defined as "read for hints and try on the instrument".
Due to the logic programming of the computer in the instrument,
it was, however, possible to use the instrument after having read
parts of the manual.

The manual was translated into Swedish by the Swedish agent.



In spite of enclosed calibration certificates, the instrument
had to be calibrated before real measurements could start.
After getting hints in the manual, calibration was possible
due to the good computer program in the instrument.
Six calibration samples were used for calibration.
Calibration took more than six hours.

Calibration samples
Only Novasina calibration samples were recommended for cali-
bration.

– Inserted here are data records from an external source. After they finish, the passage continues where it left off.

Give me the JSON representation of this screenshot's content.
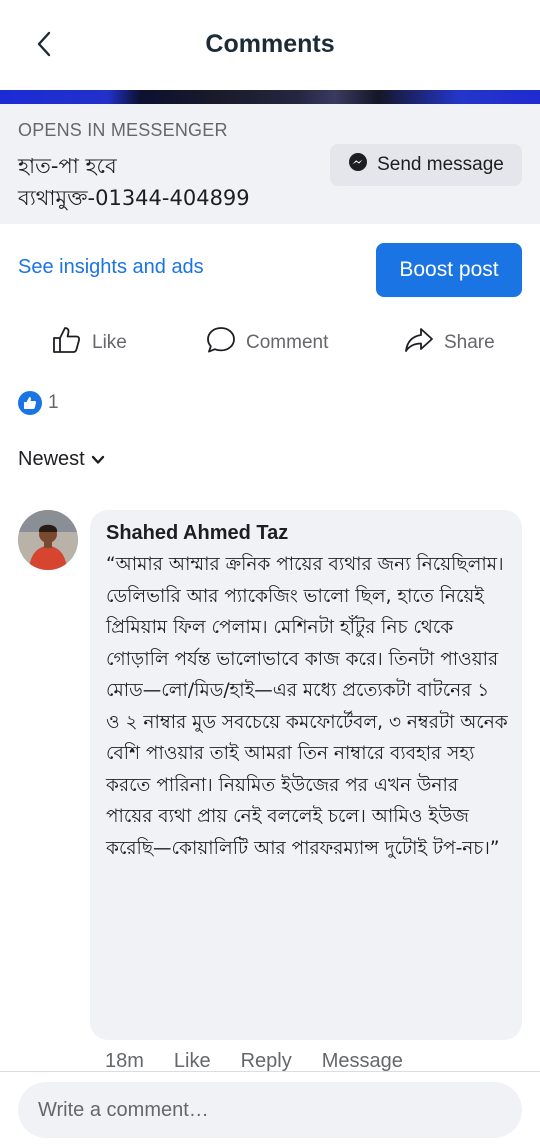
{
  "header": {
    "title": "Comments",
    "back_icon": "chevron-left-icon"
  },
  "cta": {
    "opens_label": "OPENS IN MESSENGER",
    "line1": "হাত-পা হবে",
    "line2": "ব্যথামুক্ত-01344-404899",
    "send_button_label": "Send message",
    "send_icon": "messenger-icon"
  },
  "promo": {
    "insights_label": "See insights and ads",
    "boost_label": "Boost post"
  },
  "actions": {
    "like_label": "Like",
    "comment_label": "Comment",
    "share_label": "Share"
  },
  "reactions": {
    "count": "1",
    "icon": "like-reaction-icon"
  },
  "sort": {
    "label": "Newest"
  },
  "comment": {
    "author": "Shahed Ahmed Taz",
    "text": "“আমার আম্মার ক্রনিক পায়ের ব্যথার জন্য নিয়েছিলাম। ডেলিভারি আর প্যাকেজিং ভালো ছিল, হাতে নিয়েই প্রিমিয়াম ফিল পেলাম। মেশিনটা হাঁটুর নিচ থেকে গোড়ালি পর্যন্ত ভালোভাবে কাজ করে। তিনটা পাওয়ার মোড—লো/মিড/হাই—এর মধ্যে প্রত্যেকটা বাটনের ১ ও ২ নাম্বার মুড সবচেয়ে কমফোর্টেবল, ৩ নম্বরটা অনেক বেশি পাওয়ার তাই আমরা তিন নাম্বারে ব্যবহার সহ্য করতে পারিনা। নিয়মিত ইউজের পর এখন উনার পায়ের ব্যথা প্রায় নেই বললেই চলে। আমিও ইউজ করেছি—কোয়ালিটি আর পারফরম্যান্স দুটোই টপ-নচ।”",
    "time": "18m",
    "like_label": "Like",
    "reply_label": "Reply",
    "message_label": "Message"
  },
  "composer": {
    "placeholder": "Write a comment…"
  },
  "colors": {
    "accent": "#1b74e4",
    "secondary_text": "#65676b",
    "surface": "#f0f2f5"
  }
}
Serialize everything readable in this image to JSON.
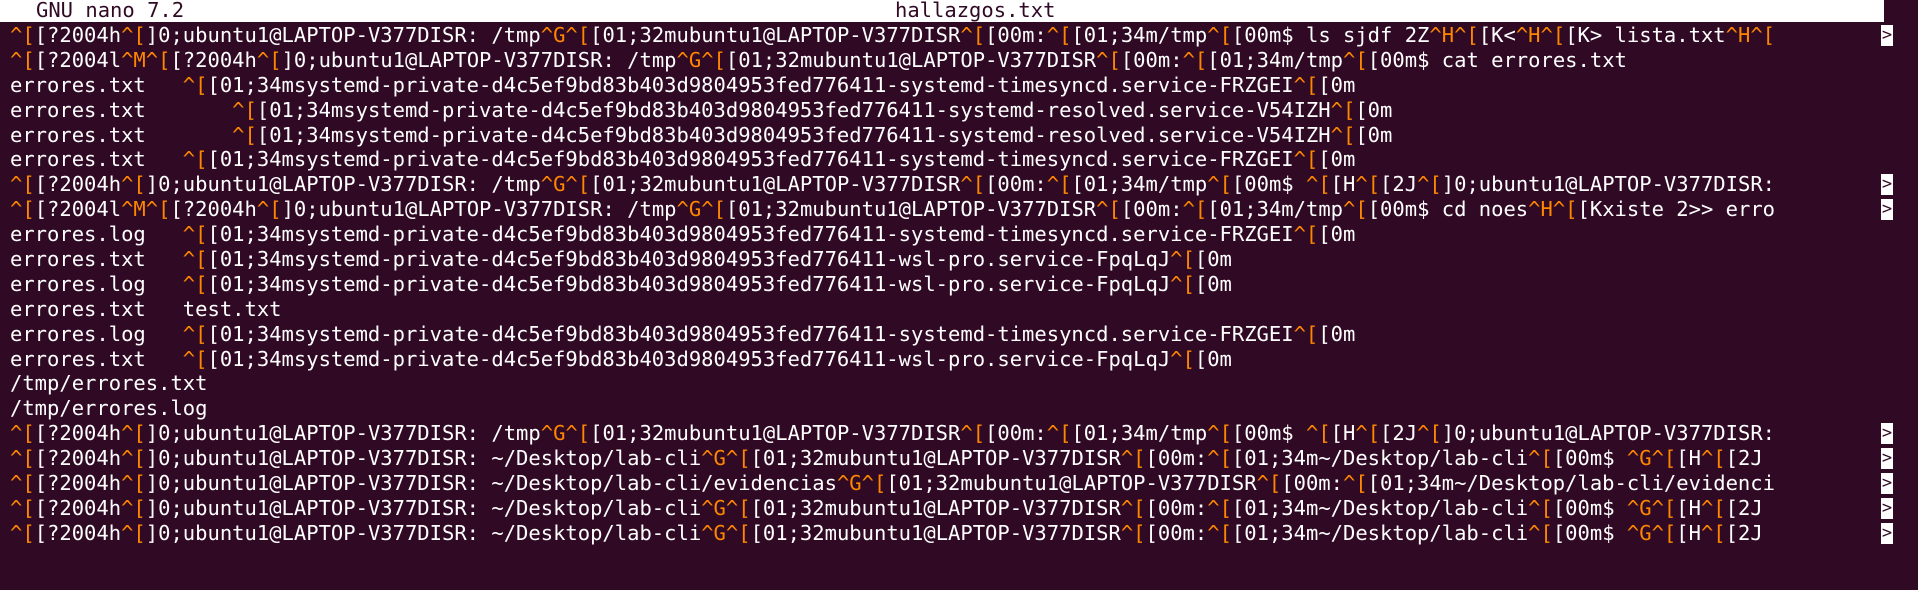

They were included with the instrument and claimed
to be usable over many years.
In case the claims of calibration sample stability are correct,
these samples were a nice addition to the instrument.



Sample cups
Sample cup volume: 11 ml.
Sample height: 10 mm.
Sample cups for Decagon AquaLab and
Novasina LabMASTER were almost identical.

Endpoint criteria
During measurements the instrument followed
set criteria for when a result is stable very well.


Measurement results

The results are discussed in Summary - Desktop instruments

The instrument was calibrated using Novasina calibration
samples at 25 °C. Subsequent analyses at 22.5 °C gave
results shown in the figure below.

The Decagon calibration samples, DecCal1, showed
high deviation values at aw = 0.25 and 0.33.

Some results from the salt slurries, SatSalt2, were deviating
from specification.

Salt slurries at aw = 0.11, 0.33 and 0.75 were made from the
same chemicals as used in the Novasina calibration samples.
These samples showed good reproducibility and were
within specification.

The results at aw = 0.98 and above appeared to be less
accurate than measurements at lower aw values.

Analysis of pure water, aw = 1.000, failed, as indicated
by a high value in the diagram.

The Novasina calibration samples, series NovCal1, gave
results within specification (±0,003 aw), except for aw=0,98.

SatSalt3, run 11 days after SatSalt2, showed a deviation from
SatSalt2 with about 0,003.

  Measurements and ending criteria

DecCal1, Decagon calibration samples:
Second analyze was final result
except 0,25: after 5 hrs
SatSalt2: Salt slurries:
First analyze was final result
NovCal1: Novasina calibration samples:
First analyze was final result
SatSalt3: Salt slurries 11 days later:
Two identical results.


Compare with results from:
AquaLab or HygroLab

      Deviation versus aw for LabMASTER-aw.    
  Test of AquaLab   aw instrument test introduction      
  Test of HygroLab 2   Summary - Desktop instruments EminTech Start Page